• [WHAT IS BEING ASKED]
Every entry needs to be repeated exactly, with nothing left out.

• [MATERIAL SHOWN]

┏━━

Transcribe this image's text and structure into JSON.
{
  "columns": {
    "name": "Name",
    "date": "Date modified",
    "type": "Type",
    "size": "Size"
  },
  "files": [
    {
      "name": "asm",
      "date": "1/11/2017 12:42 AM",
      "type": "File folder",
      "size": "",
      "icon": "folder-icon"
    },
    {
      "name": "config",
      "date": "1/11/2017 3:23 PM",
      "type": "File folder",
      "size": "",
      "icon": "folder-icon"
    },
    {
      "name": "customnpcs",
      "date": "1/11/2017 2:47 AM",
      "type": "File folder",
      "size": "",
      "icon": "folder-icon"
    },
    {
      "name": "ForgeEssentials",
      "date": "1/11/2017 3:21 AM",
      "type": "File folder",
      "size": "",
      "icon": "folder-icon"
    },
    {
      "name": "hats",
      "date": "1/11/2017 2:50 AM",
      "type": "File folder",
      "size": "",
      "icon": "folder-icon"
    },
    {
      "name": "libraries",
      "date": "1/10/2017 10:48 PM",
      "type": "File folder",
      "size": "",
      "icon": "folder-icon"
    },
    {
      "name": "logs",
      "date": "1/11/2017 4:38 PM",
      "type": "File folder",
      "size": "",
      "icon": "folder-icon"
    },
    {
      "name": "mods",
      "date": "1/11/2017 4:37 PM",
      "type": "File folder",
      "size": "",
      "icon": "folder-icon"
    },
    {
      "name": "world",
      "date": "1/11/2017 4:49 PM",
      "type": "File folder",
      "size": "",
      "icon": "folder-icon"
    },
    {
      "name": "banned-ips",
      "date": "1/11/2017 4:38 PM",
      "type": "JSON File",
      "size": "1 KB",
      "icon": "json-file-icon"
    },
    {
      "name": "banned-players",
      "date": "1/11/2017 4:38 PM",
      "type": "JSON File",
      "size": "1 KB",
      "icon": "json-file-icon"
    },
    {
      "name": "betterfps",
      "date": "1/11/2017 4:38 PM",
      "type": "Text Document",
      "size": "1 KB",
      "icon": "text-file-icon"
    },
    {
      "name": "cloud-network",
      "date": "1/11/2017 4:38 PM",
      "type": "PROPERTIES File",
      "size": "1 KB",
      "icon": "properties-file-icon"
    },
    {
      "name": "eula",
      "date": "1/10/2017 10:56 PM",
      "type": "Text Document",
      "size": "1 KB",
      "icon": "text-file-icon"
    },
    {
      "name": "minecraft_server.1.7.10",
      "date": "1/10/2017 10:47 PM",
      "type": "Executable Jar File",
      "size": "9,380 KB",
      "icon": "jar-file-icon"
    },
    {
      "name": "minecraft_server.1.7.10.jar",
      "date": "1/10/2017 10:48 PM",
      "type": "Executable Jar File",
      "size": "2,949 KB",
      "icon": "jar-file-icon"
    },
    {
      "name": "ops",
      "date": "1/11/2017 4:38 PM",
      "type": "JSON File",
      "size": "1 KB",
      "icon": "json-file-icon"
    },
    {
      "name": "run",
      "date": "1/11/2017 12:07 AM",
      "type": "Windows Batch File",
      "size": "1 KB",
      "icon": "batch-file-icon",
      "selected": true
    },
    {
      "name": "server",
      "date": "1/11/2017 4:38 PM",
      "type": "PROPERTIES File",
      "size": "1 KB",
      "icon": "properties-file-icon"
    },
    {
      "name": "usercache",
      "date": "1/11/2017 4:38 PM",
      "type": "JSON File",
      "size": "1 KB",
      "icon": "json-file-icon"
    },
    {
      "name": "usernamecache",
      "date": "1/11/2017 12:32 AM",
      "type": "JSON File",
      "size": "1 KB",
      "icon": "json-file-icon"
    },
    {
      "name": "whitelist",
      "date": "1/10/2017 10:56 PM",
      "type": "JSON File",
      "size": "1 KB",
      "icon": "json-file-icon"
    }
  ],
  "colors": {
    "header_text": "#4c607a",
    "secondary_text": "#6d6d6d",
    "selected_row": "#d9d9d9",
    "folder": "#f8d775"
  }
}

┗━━

• [OUTPUT BELOW]
Transcribe this image's text and structure into JSON.
{
  "columns": {
    "name": "Name",
    "date": "Date modified",
    "type": "Type",
    "size": "Size"
  },
  "files": [
    {
      "name": "asm",
      "date": "1/11/2017 12:42 AM",
      "type": "File folder",
      "size": "",
      "icon": "folder-icon"
    },
    {
      "name": "config",
      "date": "1/11/2017 3:23 PM",
      "type": "File folder",
      "size": "",
      "icon": "folder-icon"
    },
    {
      "name": "customnpcs",
      "date": "1/11/2017 2:47 AM",
      "type": "File folder",
      "size": "",
      "icon": "folder-icon"
    },
    {
      "name": "ForgeEssentials",
      "date": "1/11/2017 3:21 AM",
      "type": "File folder",
      "size": "",
      "icon": "folder-icon"
    },
    {
      "name": "hats",
      "date": "1/11/2017 2:50 AM",
      "type": "File folder",
      "size": "",
      "icon": "folder-icon"
    },
    {
      "name": "libraries",
      "date": "1/10/2017 10:48 PM",
      "type": "File folder",
      "size": "",
      "icon": "folder-icon"
    },
    {
      "name": "logs",
      "date": "1/11/2017 4:38 PM",
      "type": "File folder",
      "size": "",
      "icon": "folder-icon"
    },
    {
      "name": "mods",
      "date": "1/11/2017 4:37 PM",
      "type": "File folder",
      "size": "",
      "icon": "folder-icon"
    },
    {
      "name": "world",
      "date": "1/11/2017 4:49 PM",
      "type": "File folder",
      "size": "",
      "icon": "folder-icon"
    },
    {
      "name": "banned-ips",
      "date": "1/11/2017 4:38 PM",
      "type": "JSON File",
      "size": "1 KB",
      "icon": "json-file-icon"
    },
    {
      "name": "banned-players",
      "date": "1/11/2017 4:38 PM",
      "type": "JSON File",
      "size": "1 KB",
      "icon": "json-file-icon"
    },
    {
      "name": "betterfps",
      "date": "1/11/2017 4:38 PM",
      "type": "Text Document",
      "size": "1 KB",
      "icon": "text-file-icon"
    },
    {
      "name": "cloud-network",
      "date": "1/11/2017 4:38 PM",
      "type": "PROPERTIES File",
      "size": "1 KB",
      "icon": "properties-file-icon"
    },
    {
      "name": "eula",
      "date": "1/10/2017 10:56 PM",
      "type": "Text Document",
      "size": "1 KB",
      "icon": "text-file-icon"
    },
    {
      "name": "minecraft_server.1.7.10",
      "date": "1/10/2017 10:47 PM",
      "type": "Executable Jar File",
      "size": "9,380 KB",
      "icon": "jar-file-icon"
    },
    {
      "name": "minecraft_server.1.7.10.jar",
      "date": "1/10/2017 10:48 PM",
      "type": "Executable Jar File",
      "size": "2,949 KB",
      "icon": "jar-file-icon"
    },
    {
      "name": "ops",
      "date": "1/11/2017 4:38 PM",
      "type": "JSON File",
      "size": "1 KB",
      "icon": "json-file-icon"
    },
    {
      "name": "run",
      "date": "1/11/2017 12:07 AM",
      "type": "Windows Batch File",
      "size": "1 KB",
      "icon": "batch-file-icon",
      "selected": true
    },
    {
      "name": "server",
      "date": "1/11/2017 4:38 PM",
      "type": "PROPERTIES File",
      "size": "1 KB",
      "icon": "properties-file-icon"
    },
    {
      "name": "usercache",
      "date": "1/11/2017 4:38 PM",
      "type": "JSON File",
      "size": "1 KB",
      "icon": "json-file-icon"
    },
    {
      "name": "usernamecache",
      "date": "1/11/2017 12:32 AM",
      "type": "JSON File",
      "size": "1 KB",
      "icon": "json-file-icon"
    },
    {
      "name": "whitelist",
      "date": "1/10/2017 10:56 PM",
      "type": "JSON File",
      "size": "1 KB",
      "icon": "json-file-icon"
    }
  ],
  "colors": {
    "header_text": "#4c607a",
    "secondary_text": "#6d6d6d",
    "selected_row": "#d9d9d9",
    "folder": "#f8d775"
  }
}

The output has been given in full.